a reader may surmise from the article and because this is the first in
a series about freighter aircraft.

The Hercules version that is
being offered to the Department of National Defence as Lockheed
Martin’s solution for the Airlift Capabilities Program (Tactical
Aircraft Replacement) is the equivalent of the United States Air Force
C-130J-30 Super Hercules. In fairness, the cited source of your
information was inaccurate (Source: Globe and Mail, page A8, December,
2005).

The specific statistics that require revision are in the table below:

C-130J-30 Specification

Cost ($ in Millions): Less than $80M Cdn

Cost per ton: Less than $3.3 Cdn

Gross Weight: 164,000 lbs

Payload: 48,000 lbs

Cabin Length: 55 ft (Not Including usable ramp space of 10’ 8”. ½ pallet on ramp.)

Pallets: 8 (24 CDS containers, 97 Litters)

Troops: 128 (92 paratroopers, 128 troops)

As
you can see, the basic assumption on price leads the reader to believe
that the C-130J is both expensive and inefficient to operate. Utilizing
the correct price reveals that it is the most efficient option and 16
C-130J-30s could be purchased for the same price as 4 C-17s or about 7
A400Ms. Plus, the majority of infrastructure required to support and
operate the C-130J-30 is common with the existing Hercules fleet and is
located at CF Bases already.

Based on current USAF, RAF, RAAF,
RDAF and Italian operations in Afghanistan and Iraq, the typical
tactical load is 3 x 463L pallets and 75 pax. The operating environment
is also typically at high pressure altitudes and in hot temperatures
which greatly effects engine performance. In the mountainous terrain of
Afghanistan, engine out performance becomes a safety issue. In these
environments, a four engine platform provides the reserve power to
carry heavier loads and climb out of threat areas, atmospheric
performance and safety required to assure mission success.

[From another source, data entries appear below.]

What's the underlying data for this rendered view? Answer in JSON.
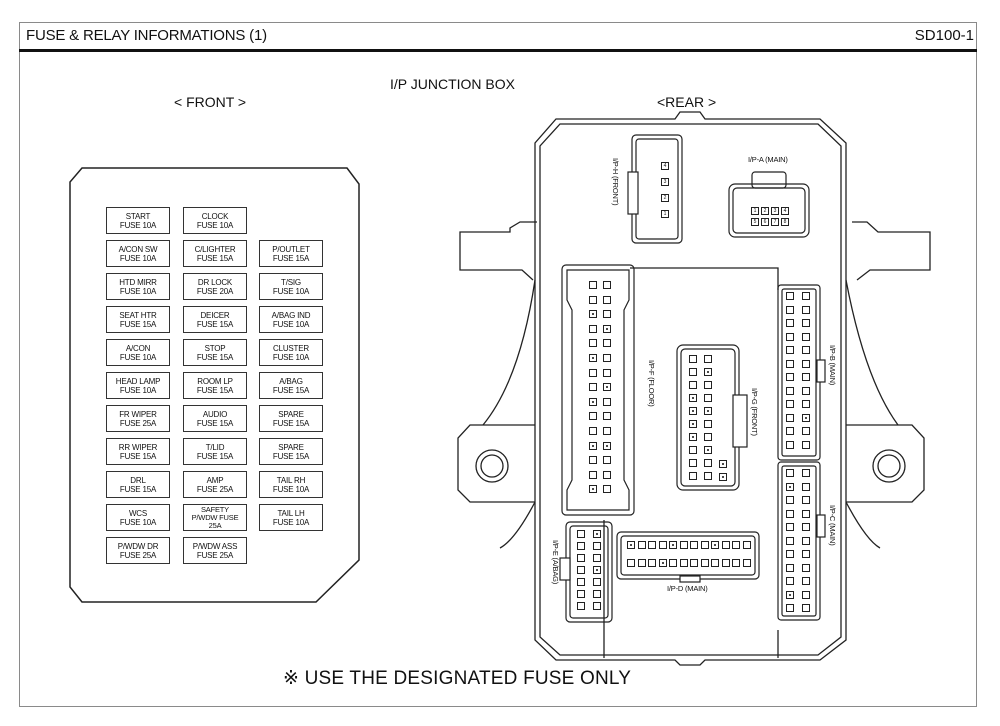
{
  "header": {
    "title": "FUSE & RELAY INFORMATIONS (1)",
    "code": "SD100-1"
  },
  "diagram": {
    "title": "I/P JUNCTION BOX",
    "front_label": "< FRONT >",
    "rear_label": "<REAR >",
    "note_symbol": "※",
    "note": "USE THE DESIGNATED FUSE ONLY"
  },
  "fuses": [
    {
      "name": "START",
      "rating": "FUSE 10A"
    },
    {
      "name": "CLOCK",
      "rating": "FUSE 10A"
    },
    null,
    {
      "name": "A/CON SW",
      "rating": "FUSE 10A"
    },
    {
      "name": "C/LIGHTER",
      "rating": "FUSE 15A"
    },
    {
      "name": "P/OUTLET",
      "rating": "FUSE 15A"
    },
    {
      "name": "HTD MIRR",
      "rating": "FUSE 10A"
    },
    {
      "name": "DR  LOCK",
      "rating": "FUSE 20A"
    },
    {
      "name": "T/SIG",
      "rating": "FUSE 10A"
    },
    {
      "name": "SEAT HTR",
      "rating": "FUSE 15A"
    },
    {
      "name": "DEICER",
      "rating": "FUSE 15A"
    },
    {
      "name": "A/BAG IND",
      "rating": "FUSE 10A"
    },
    {
      "name": "A/CON",
      "rating": "FUSE 10A"
    },
    {
      "name": "STOP",
      "rating": "FUSE 15A"
    },
    {
      "name": "CLUSTER",
      "rating": "FUSE 10A"
    },
    {
      "name": "HEAD LAMP",
      "rating": "FUSE 10A"
    },
    {
      "name": "ROOM LP",
      "rating": "FUSE 15A"
    },
    {
      "name": "A/BAG",
      "rating": "FUSE 15A"
    },
    {
      "name": "FR WIPER",
      "rating": "FUSE 25A"
    },
    {
      "name": "AUDIO",
      "rating": "FUSE 15A"
    },
    {
      "name": "SPARE",
      "rating": "FUSE 15A"
    },
    {
      "name": "RR WIPER",
      "rating": "FUSE 15A"
    },
    {
      "name": "T/LID",
      "rating": "FUSE 15A"
    },
    {
      "name": "SPARE",
      "rating": "FUSE 15A"
    },
    {
      "name": "DRL",
      "rating": "FUSE 15A"
    },
    {
      "name": "AMP",
      "rating": "FUSE 25A"
    },
    {
      "name": "TAIL RH",
      "rating": "FUSE 10A"
    },
    {
      "name": "WCS",
      "rating": "FUSE 10A"
    },
    {
      "name": "SAFETY",
      "name2": "P/WDW FUSE",
      "rating": "25A"
    },
    {
      "name": "TAIL LH",
      "rating": "FUSE 10A"
    },
    {
      "name": "P/WDW DR",
      "rating": "FUSE 25A"
    },
    {
      "name": "P/WDW ASS",
      "rating": "FUSE 25A"
    },
    null
  ],
  "connectors": {
    "ip_a": {
      "label": "I/P-A (MAIN)",
      "pins": [
        "1",
        "2",
        "3",
        "4",
        "5",
        "6",
        "7",
        "8"
      ]
    },
    "ip_b": {
      "label": "I/P-B (MAIN)"
    },
    "ip_c": {
      "label": "I/P-C (MAIN)"
    },
    "ip_d": {
      "label": "I/P-D (MAIN)"
    },
    "ip_e": {
      "label": "I/P-E (A/BAG)"
    },
    "ip_f": {
      "label": "I/P-F (FLOOR)"
    },
    "ip_g": {
      "label": "I/P-G (FRONT)"
    },
    "ip_h": {
      "label": "I/P-H (FRONT)",
      "pins": [
        "4",
        "3",
        "2",
        "1"
      ]
    }
  }
}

Sincerely,

Peter Simmons Communications Manager, Air Mobility Lockheed Martin Aeronautics Company